A studio for bird study

Tag: nestling

Rough-legged Hawk Nestlings

by Bryce W. Robinson

Rough-legged Hawk Nestlings

I was surprised the first time I saw the proximity of nesting Rough-legged Hawk and Gyrfalcon. It was my first summer in Alaska. I was along the Dalton Highway peering through a scope at an incubating white Gyrfalcon. Only 100 meters down the cliffside was an incubating Rough-legged Hawk. Now that I’ve gained an in depth experience with cliff nesting birds of the Arctic, I see why these birds tolerate one another. There simply aren’t enough locations to be choosy.

These eyes were watching me as I pulled out one of my Gyrfalcon nest cameras the other day. This is on the extreme end of Gyrfalcon – Rough-legged Hawk nest proximity. These nests are only about 10 meters apart, and given that these young Roughies are about to fledge, they will both be successful. Almost every cliff I’ve worked in this summer has had a nesting Rough-legged Hawk pair. Some cliffs have had two, along with nesting Raven and Cackling Goose (yes, they nest in cliff nests often). Real estate is limited, so all suitable sites are usually occupied given enough food in the area.

Rough-legged Hawks are a favorite. I gained a familiarity with them during past winters in Utah, and it was always a dream of mine to see them on their breeding grounds. Each time I’m around a nest, I remember my current place and business in life, something that is not to be taken for granted. I’m living a personal dream, and I’m happy.


Using Nest Cameras to Monitor Gyrfalcon Diet

by Bryce W. Robinson

Gyrfalcon Nest with Camera

While I’ve been sharing images and stories from Alaska concerning my work with Gyrfalcons, I’ve neglected to share any aspect of the work that has brought me here.
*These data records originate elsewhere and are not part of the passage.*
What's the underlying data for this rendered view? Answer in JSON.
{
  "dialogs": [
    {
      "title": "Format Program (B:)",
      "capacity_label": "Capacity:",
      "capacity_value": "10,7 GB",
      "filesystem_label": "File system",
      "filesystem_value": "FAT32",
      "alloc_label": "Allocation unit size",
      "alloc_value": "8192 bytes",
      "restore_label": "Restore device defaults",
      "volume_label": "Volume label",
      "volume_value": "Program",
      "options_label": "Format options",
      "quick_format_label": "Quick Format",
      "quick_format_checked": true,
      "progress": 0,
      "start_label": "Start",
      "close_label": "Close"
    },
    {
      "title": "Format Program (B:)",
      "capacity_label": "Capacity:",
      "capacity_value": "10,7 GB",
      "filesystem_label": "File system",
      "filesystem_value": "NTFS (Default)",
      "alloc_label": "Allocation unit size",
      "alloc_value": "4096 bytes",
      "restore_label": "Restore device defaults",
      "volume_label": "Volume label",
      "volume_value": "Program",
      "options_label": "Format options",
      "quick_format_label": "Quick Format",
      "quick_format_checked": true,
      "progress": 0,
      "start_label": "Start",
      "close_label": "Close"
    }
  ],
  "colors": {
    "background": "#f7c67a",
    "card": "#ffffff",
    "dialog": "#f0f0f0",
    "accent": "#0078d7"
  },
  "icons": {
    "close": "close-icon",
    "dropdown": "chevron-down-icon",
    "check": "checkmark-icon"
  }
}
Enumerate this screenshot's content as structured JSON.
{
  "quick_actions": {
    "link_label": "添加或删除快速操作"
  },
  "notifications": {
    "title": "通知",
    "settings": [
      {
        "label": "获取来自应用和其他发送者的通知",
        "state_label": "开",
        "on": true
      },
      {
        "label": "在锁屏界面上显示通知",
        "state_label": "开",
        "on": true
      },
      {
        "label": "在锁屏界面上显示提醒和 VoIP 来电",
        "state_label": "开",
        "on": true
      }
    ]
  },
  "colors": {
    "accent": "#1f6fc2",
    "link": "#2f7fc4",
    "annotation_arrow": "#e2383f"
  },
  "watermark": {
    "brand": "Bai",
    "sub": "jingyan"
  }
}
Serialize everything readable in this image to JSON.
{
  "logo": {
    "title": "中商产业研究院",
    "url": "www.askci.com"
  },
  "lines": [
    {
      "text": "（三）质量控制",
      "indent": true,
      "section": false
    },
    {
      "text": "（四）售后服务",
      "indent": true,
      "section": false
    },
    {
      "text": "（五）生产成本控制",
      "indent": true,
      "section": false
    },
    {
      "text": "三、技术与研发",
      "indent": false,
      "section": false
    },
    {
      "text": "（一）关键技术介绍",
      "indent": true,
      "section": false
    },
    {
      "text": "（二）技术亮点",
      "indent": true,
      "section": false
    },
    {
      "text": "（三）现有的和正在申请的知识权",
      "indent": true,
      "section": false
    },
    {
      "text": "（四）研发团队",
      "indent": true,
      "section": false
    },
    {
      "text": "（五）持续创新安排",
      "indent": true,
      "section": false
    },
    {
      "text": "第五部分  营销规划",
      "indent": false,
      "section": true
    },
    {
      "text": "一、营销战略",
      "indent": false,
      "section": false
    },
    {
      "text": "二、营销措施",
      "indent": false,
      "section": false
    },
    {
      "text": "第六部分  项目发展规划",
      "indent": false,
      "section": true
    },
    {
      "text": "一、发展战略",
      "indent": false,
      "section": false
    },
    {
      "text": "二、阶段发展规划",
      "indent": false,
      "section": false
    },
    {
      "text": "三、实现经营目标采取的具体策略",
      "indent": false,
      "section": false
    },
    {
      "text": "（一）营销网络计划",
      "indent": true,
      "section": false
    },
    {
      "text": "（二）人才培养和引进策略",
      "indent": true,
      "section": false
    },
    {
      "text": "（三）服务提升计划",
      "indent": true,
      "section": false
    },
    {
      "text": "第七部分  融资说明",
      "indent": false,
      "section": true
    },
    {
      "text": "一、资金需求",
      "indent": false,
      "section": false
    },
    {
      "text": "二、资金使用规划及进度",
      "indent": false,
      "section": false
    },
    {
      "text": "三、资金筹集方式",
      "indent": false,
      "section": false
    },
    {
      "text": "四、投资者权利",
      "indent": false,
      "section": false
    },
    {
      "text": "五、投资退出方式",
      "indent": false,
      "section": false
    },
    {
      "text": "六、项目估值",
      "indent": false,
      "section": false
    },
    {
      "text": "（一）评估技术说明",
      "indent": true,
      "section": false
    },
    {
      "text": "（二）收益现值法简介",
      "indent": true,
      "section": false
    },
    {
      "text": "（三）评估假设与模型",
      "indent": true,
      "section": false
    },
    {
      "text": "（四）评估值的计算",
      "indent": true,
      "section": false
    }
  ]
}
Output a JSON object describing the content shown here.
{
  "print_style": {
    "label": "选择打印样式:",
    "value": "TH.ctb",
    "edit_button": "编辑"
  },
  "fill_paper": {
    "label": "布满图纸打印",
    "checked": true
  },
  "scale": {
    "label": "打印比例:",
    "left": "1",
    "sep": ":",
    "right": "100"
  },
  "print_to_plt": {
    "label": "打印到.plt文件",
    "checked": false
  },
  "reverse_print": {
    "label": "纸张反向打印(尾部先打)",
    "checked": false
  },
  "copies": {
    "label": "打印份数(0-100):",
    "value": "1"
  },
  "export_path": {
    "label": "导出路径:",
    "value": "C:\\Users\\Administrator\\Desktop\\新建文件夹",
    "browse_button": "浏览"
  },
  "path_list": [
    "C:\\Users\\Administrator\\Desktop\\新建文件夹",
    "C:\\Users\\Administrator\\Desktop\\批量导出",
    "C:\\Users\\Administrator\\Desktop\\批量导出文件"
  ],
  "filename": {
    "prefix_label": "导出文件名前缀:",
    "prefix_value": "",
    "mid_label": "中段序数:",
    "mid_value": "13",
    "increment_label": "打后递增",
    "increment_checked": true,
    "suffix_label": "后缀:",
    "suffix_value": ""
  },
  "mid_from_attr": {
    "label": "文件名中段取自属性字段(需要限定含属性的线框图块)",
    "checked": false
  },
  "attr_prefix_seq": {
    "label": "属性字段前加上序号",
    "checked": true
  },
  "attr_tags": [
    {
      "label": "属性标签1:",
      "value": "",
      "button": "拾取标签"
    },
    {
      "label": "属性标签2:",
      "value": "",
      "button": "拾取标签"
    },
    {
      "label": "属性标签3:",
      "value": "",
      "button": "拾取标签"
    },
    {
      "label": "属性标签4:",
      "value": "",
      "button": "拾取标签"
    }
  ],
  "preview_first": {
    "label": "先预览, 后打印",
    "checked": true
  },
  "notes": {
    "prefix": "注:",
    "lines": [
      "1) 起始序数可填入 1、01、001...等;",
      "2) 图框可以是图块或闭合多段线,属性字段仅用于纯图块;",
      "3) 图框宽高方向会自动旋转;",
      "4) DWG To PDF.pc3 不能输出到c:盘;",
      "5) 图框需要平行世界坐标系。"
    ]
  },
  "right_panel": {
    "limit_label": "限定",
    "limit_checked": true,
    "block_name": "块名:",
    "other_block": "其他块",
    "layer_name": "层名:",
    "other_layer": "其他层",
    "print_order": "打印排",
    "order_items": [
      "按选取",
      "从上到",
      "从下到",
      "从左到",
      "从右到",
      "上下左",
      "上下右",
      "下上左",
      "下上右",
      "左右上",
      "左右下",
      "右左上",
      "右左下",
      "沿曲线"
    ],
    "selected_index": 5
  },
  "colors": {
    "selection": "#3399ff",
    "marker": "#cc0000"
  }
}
I chose the image above to provide insight into the idea behind The Gyrfalcon Project. In the past month, Neil Paprocki and I have installed 6 motion sensor cameras in Gyrfalcon nests to monitor their diet during the nestling period. This information will give us a better idea of how changes in the system will impact the ability of these birds to reproduce. 6 cameras is a good start for the project, but I am capable of outfitting four more nests with cameras this season. The issue is access, and at the moment I’m scrambling to formulate a plan to put out the final four and round out the season with ten total cameras gathering valuable data of nesting Gyrfalcons. I’ll keep interested readers updated regarding our success. Please feel free to comment about questions, ideas, concerns, or general queries. I’ll do my best to respond when I’m able.  And the Gyrfalcon beat goes on!

New to the World, The Pectoral Sandpiper

by Bryce W. Robinson

IMG_7083 copy

I know I’ve promised photos of the chicks I’ve seen on the tundra, and have yet to share anything. I’ll admit, photographing these little things is a lot more challenging than I had imagined. They seem to never stop moving, and if you don’t keep a keen eye trained to them at all times, they hunker under some grass, no longer to be seen.

I have had a bit of luck, mainly with chicks that are a bit older. One thing I like about looking at lone chicks, is the exercise of identifying the bird. It is a bit tricky, but it forces you to pay attention to certain helpful traits, and ignore body plumage altogether. The first thing I noticed about the young Pectoral Sandpiper pictured above, is the distinctive bill. Pale at the base, dark at the tip, with a slight down curve, thinning at the end. Obviously a Pec!